birthday party is a big thing, but for Ella, the cake was the
biggest thing she had ever seen. Much of it made it into her
mouth. Much more was on her face, her hands, in her hair, and
some they found later on the ceiling. Still, it was
a terrific day
for the little princess and her family - and we tried to capture it for
her birthday scrapbook.
There were so many pictures from the party that we decided to create a
collage of photos on part of the page. A collage is artwork
composed of portions of existing
images such as photographs, arranged so that they
join, overlap or blend to create a new image. For Ella's
collage, we used six photos and cut them in both geometric
and silhouettes. The kaleidoscopic effect gives a sense
exciting party atmosphere.
The vintage birthday postcard we found had a charming verse: "May each moment make you glad
that you're alive. Isn't it the grandest thing to have
Birthdays arrive?" That gave us our cue for Ella's
journaled response - "It's all about the cake!"
This is a birthday scrapbook page for Ella to treasure.
Print the vintage image on matte photo
paper and trim it. Glue
it to a larger piece of pink trim paper. Trim the pink paper
around the image with decorative edge scissors.
the white paper to 5" X 12" as a backing for your photo collage.
Arrange your photos, trim them so the edges overlap to cover the entire
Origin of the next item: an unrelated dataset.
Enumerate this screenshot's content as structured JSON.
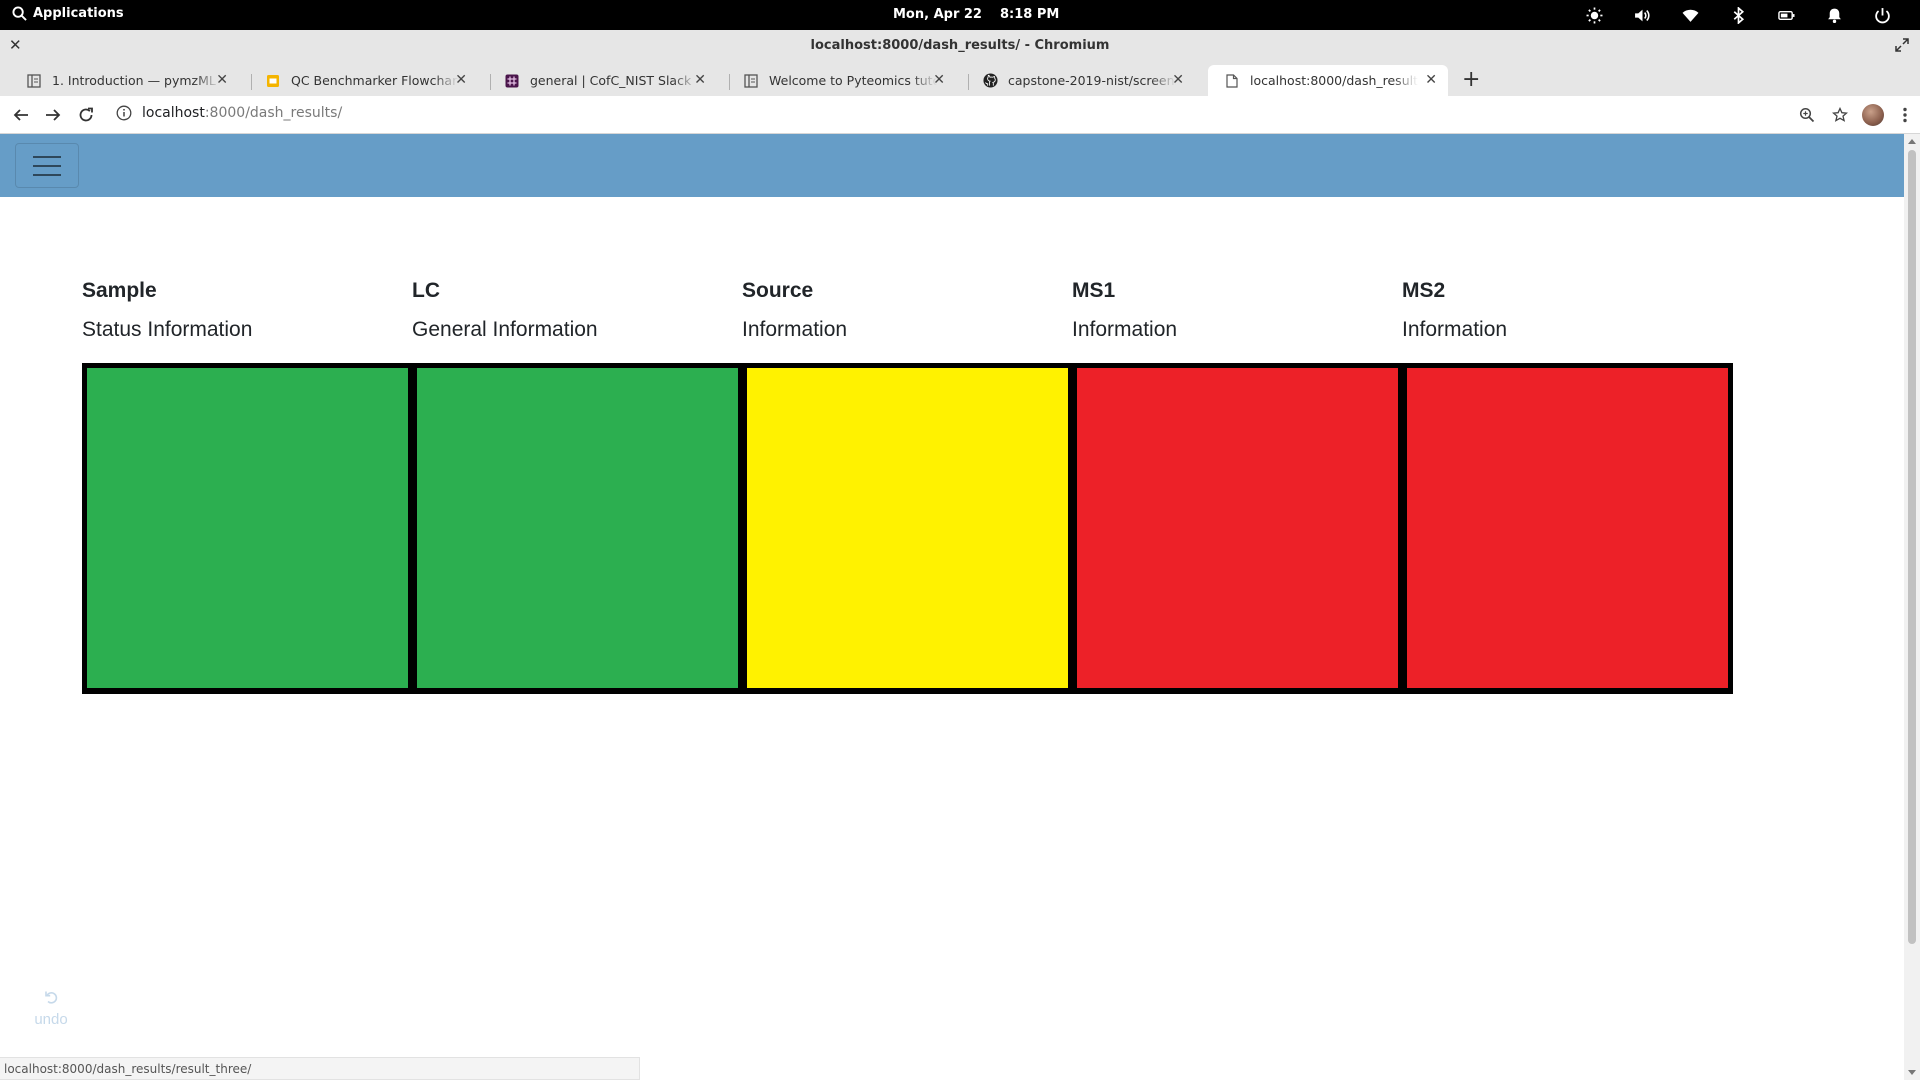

backing paper, and adhere them to the backing (see Tips).
Cut a 1" strip of light pink paper and trim one
edge with decorative edge scissors.
Cut out a silhouette of your birthday child for
the left side of the page.
Journal the who, what, when, where and why on
dark pink paper, and cut it in the shape of a cartoon word balloon.
Position all of your elements on the
background, and adhere them with glue stick or adhesive.
Arranging a collage takes some trial and error.
Be thrifty: Print a
set or two of your photos on plain paper using your printer's low-ink
draft setting and use them to plan your arrangement. For your
final page, use color copies or scans of your photos - preserve the
A photo collage is most effective when the
pictures are organized
to tell a story. Ella's collage begins at the top with a
of the big banner announcing her party. Dad carried her in, and she was
immediately mesmerized by the balloons on the ceiling. There
party games. There was the fateful cake episode. And finally,
Ella opened her first birthday presents ever.
trimming photos for a collage, vary your techniques to add interest.
Begin by placing the larger, more important images, then fill in around
them. Use large portions of some pictures and details from
others. Include some figures as cut-out silhouettes.
If some of
the white paper edges are prominent on some photos, touch them up with
a similar-color marker. Go lightly because the ink will bleed
onto your photo.
cutting out silhouettes with fine detail,
two techniques will help. First, hold the scissors at a
45-degree angle toward the back of the paper to reduce the white edge
that will show. Second, move the paper as you cut, not the